> Required action
Below is a block of records. Copy every line in it that contains the word "FreshCart".

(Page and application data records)
###
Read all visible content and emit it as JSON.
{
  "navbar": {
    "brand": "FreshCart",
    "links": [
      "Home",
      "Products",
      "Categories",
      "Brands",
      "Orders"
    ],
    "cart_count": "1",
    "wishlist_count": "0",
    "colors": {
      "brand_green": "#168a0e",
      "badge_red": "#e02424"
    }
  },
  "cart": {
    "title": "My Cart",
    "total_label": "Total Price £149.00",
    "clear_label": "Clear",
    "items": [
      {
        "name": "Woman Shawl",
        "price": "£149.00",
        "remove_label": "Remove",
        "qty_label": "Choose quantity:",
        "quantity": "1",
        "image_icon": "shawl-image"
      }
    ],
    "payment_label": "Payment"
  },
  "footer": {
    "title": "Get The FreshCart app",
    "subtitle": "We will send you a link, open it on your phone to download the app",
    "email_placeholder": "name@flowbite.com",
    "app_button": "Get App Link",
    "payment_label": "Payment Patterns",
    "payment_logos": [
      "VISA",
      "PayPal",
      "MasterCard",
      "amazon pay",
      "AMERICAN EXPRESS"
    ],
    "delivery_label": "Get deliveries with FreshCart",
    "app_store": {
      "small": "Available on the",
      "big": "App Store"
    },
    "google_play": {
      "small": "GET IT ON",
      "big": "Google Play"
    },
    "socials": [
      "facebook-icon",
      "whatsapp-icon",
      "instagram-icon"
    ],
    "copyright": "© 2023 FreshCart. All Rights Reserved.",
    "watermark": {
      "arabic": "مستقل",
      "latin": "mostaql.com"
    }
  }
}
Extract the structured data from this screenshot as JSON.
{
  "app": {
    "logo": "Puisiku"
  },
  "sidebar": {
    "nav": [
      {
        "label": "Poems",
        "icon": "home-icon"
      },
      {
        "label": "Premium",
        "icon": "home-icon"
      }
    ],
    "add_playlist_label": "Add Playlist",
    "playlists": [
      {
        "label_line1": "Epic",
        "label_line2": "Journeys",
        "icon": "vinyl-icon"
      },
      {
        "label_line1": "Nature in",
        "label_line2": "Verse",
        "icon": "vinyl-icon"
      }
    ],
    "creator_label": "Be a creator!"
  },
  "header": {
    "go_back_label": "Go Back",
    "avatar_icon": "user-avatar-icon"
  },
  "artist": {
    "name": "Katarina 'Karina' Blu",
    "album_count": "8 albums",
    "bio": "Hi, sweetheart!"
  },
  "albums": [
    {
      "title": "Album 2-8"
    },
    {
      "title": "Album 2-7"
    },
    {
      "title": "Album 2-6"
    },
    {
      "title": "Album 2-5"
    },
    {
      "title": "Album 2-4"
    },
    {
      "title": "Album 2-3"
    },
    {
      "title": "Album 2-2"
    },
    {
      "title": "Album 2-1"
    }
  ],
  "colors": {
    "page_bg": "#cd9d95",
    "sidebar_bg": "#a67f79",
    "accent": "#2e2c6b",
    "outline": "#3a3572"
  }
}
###
> Answer to this problem
    "brand": "FreshCart",
    "title": "Get The FreshCart app",
    "delivery_label": "Get deliveries with FreshCart",
    "copyright": "© 2023 FreshCart. All Rights Reserved.",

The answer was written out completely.